### WHAT THE EXERCISE ASKS
Scan the records below for the word "Biên". Copy each line where it appears.

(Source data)
━━━━━━━━━━━━━━━━━━━━━━━━━━━━━━
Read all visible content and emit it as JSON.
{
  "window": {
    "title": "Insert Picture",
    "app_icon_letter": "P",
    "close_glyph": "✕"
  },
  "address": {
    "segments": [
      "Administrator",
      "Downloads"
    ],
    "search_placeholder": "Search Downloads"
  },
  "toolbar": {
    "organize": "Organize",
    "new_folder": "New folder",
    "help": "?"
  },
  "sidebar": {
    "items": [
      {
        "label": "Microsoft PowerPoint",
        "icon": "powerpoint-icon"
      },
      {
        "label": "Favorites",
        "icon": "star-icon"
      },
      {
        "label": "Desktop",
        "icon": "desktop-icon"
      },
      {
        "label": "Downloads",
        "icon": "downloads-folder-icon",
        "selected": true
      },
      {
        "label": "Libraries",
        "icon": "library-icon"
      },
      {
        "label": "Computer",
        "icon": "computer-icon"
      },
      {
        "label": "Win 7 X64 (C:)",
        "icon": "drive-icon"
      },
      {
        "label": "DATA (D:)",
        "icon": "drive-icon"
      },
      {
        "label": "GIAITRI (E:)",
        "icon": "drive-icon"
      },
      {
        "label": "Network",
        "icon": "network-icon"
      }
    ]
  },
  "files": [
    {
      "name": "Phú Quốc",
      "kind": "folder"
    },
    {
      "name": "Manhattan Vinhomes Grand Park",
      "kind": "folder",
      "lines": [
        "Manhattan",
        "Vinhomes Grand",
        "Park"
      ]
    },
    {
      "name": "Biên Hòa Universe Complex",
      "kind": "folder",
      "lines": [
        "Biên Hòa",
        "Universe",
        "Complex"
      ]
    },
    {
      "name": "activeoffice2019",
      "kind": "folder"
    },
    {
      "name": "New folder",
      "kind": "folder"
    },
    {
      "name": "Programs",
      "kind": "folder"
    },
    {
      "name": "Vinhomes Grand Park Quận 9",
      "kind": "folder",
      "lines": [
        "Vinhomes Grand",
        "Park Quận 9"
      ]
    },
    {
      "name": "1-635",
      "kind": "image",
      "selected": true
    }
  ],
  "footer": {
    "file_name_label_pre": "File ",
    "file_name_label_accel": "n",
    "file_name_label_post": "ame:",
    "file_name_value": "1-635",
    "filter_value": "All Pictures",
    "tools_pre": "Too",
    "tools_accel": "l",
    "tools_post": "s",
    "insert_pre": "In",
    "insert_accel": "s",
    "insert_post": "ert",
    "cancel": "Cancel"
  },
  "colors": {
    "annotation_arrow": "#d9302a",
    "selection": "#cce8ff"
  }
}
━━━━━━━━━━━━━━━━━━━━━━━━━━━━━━
### SOLUTION BELOW
      "name": "Biên Hòa Universe Complex",
        "Biên Hòa",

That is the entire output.